Last week a friend of mine travelled to Paris, the City of Light. He was horrified by the number of tourists: too many and you had to queue hours for all the attractions. It’s the same story for Venice, where too many large cruise ships bring not only money but also destruction to the city, a canal town already threatened by the water.
They say Amsterdam is in for a same future, although these floating-tourist-paradises are too large to enter the canals. Just imagine a fifteen-storey high flat passing your house! I can see those huge cruise ships crossing the Aegean Sea, although they stay far from our coast. Sometimes a very small exemplar stops outside the port of Molyvos, but normally Lesvos – even though it’s on the route from the South Aegean islands to Instanbul, is not on the average cruise-ship map.
Islands Tourism Development: A Viewpoint of Tourism Stakeholders of Lesvos Island is a report about the opinion of a few people working in tourism on Lesvos who answered some questions, posed by students of the University of the Aegean in 2010, about tourism in Lesvos. The writers, who think that mass tourism will soon be in decline, use two models for tourism. The 4S model: Sun, Sand, Sea, Sex (equal to mass tourism) and the 4E model: Environment and clean nature, Educational Tourism, culture and history, Events and mega events, Entertainment and fun. 20% of the respondents want the 4S model for Lesvos, 52% want it partly and 28% are against it.
Okay, here we go then: Sun, Sand, Sea and Sex. First of all, parts of the coast around Molyvos would be excavated in order to make longer and wider beaches, as the existing ones are not large enough to contain thousands of people and most of them are pebbled, so they’d need to be covered with sand. With extended beaches Eftalou would be an excellent place for a busy boulevard lined with big hotels. And even the Arion Hotel, on the outskirts of Molyvos and abandoned for tens of years, could finally get rebuilt. That site has the most brilliant view of the medieval town of Molyvos.
Doing the same in Petra is a little more difficult. This town already has a beautiful beach along its boulevard, only the small houses would need to be torn down in order to make place for some big resorts.
Anaxos, a place consisting of small pensions and gardens, already seems to be prepared. Its lovely beach is filled up with sun beds and umbrellas. But I bet that there are plenty of Greeks willing to sell their little second houses and gardens for a nice price, so even in Anaxos some big resorts could be built.
Restaurants needn’t worry if their businesses are too small or if they have too few chairs. Most modern hotels will be all-inclusive and will have their own dining rooms. Their guests will just stroll a little around the village, have a drink, buy a souvenir, but spend the bulk of their money in their hotel.
When evening falls, if there’s not enough entertainment in their hotel, the guests might venture out looking for a discotheque. So we should create more of those big dance-palaces, because the one and a half already existing in the north of Lesvos, will barely be enough. And what better than to hear the electronic boom boom boom reverberating through the night air as an alternative to those screaming creepy cicadas that we listen to now.

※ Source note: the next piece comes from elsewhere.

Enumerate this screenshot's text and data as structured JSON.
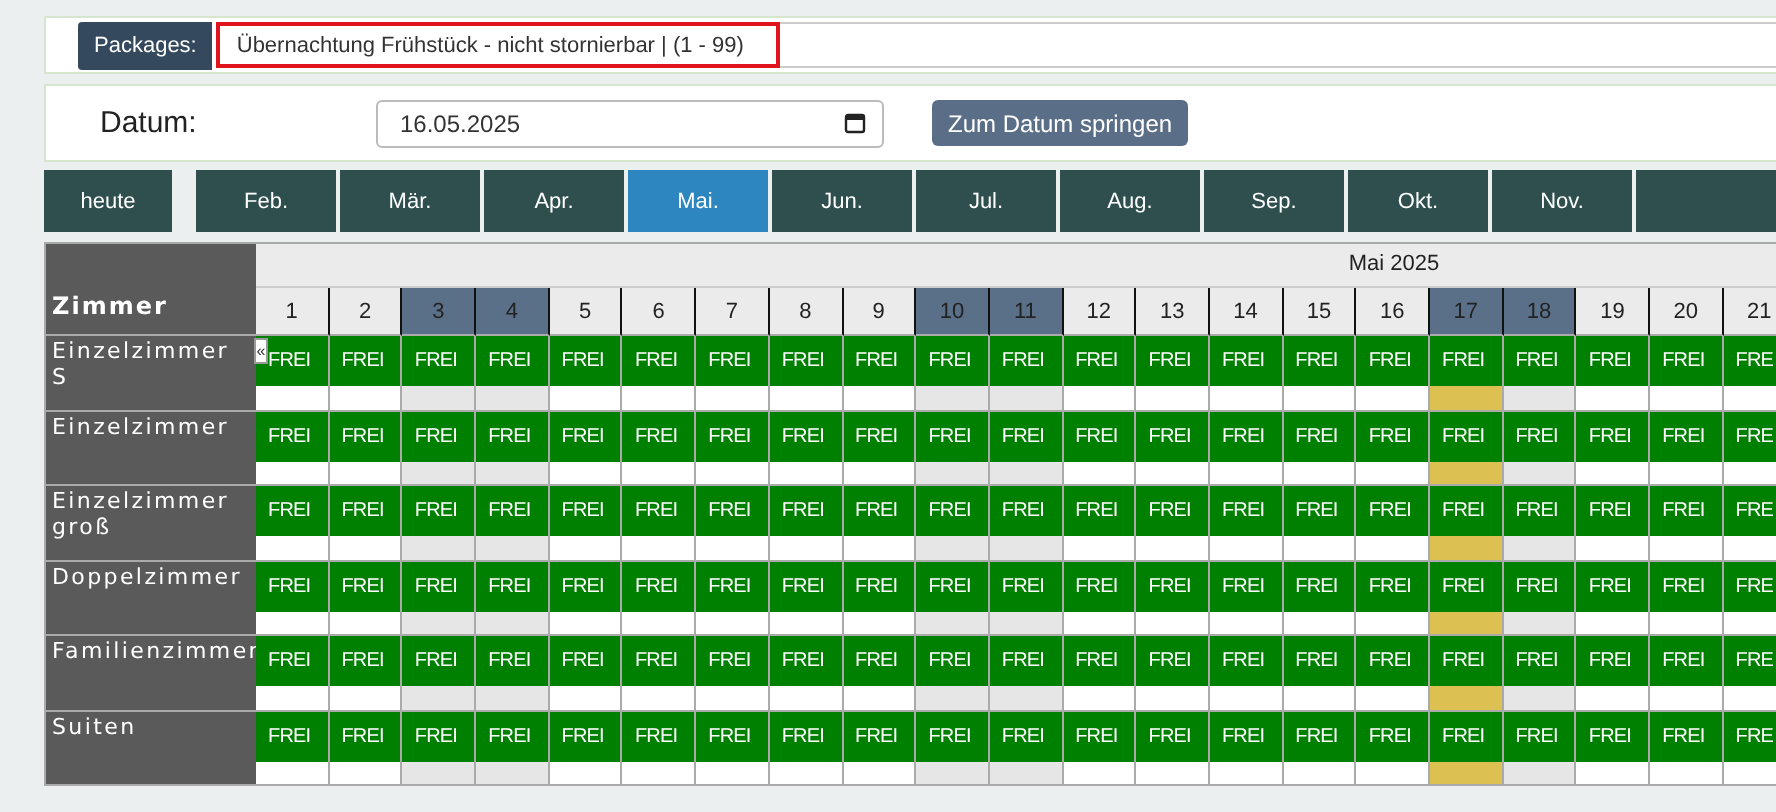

And of course the airport is too far away from the most popular places on the island. So, wouldn’t it be great if the old plan of making an airport at Kalloni resurges. I suggest that they then also reclaim part of the Gulf of Kalloni because I’m sure that a resort full of people will bring in more money than salt and birds.
Speaking about infrastructure: for years there has been talk about a paved road along the coast from Eftalou to Skala Sykaminia. They should definitely make that road and, better still, a highway so that busses can quickly transport tourists to this little fishing harbour, which would be an excellent place to organise huge Greek evenings. For romantic people, the boat connection should remain, although it would be preferable to use a faster speedboat, otherwise the evening will be over before the boat arrives.
Right now it is quiet on the island, too quiet for the high season. Greek tourists especially do not have money for a vacation; so it’s no wonder that lots of Lesvorians dream about busy streets and beaches overcrowded with people. In crisis times it is easy to sell your soul to the devil. But when I ask the island inhabitants if they want Eftalou to become the Faliraki of the North (Faliraki on Rhodes used to be a quiet family beach), they hesitate. So maybe no mass tourism on Lesvos? 63% of the respondents were inclined towards model 4E, a more friendly tourism that also involves nature and environment.
The conclusion of the makers of the report is that tourism on Lesvos needs a bit from each model. I agree because I would have 2 S’s – Sea and Sun – a 2 E’s – Environment and a clean nature and Eductional tourism. I am wondering how they would connect nature and mega events, but I know for sure that all tourists want entertainment and fun for their holidays. And by the way, the biggest beach of the island, Vatera, would be very suitable for big beach parties.
It is said that next year two ‘Price Fighters’ will organise regular flights to the island:
Flights from Ryan Air (from England) and Corendon Dutch Airlines (from Holland) will hopefully bring lower cost flights and bring more people to the island, something that Lesvos really needs. Of course I hope that the nightmare scenario I described above will never happen. Lesvos is so unique because of her wild and sensational nature and that fact that there is no mass tourism. However, when tourism is well organized there is plenty of space for a greater number of holidaymakers. So let the ‘Price Fighters’ discover Lesvos. And if they do not bring big developers, they will be all the more welcome!
(with thanks to Mary Staples)
© Smitaki 2013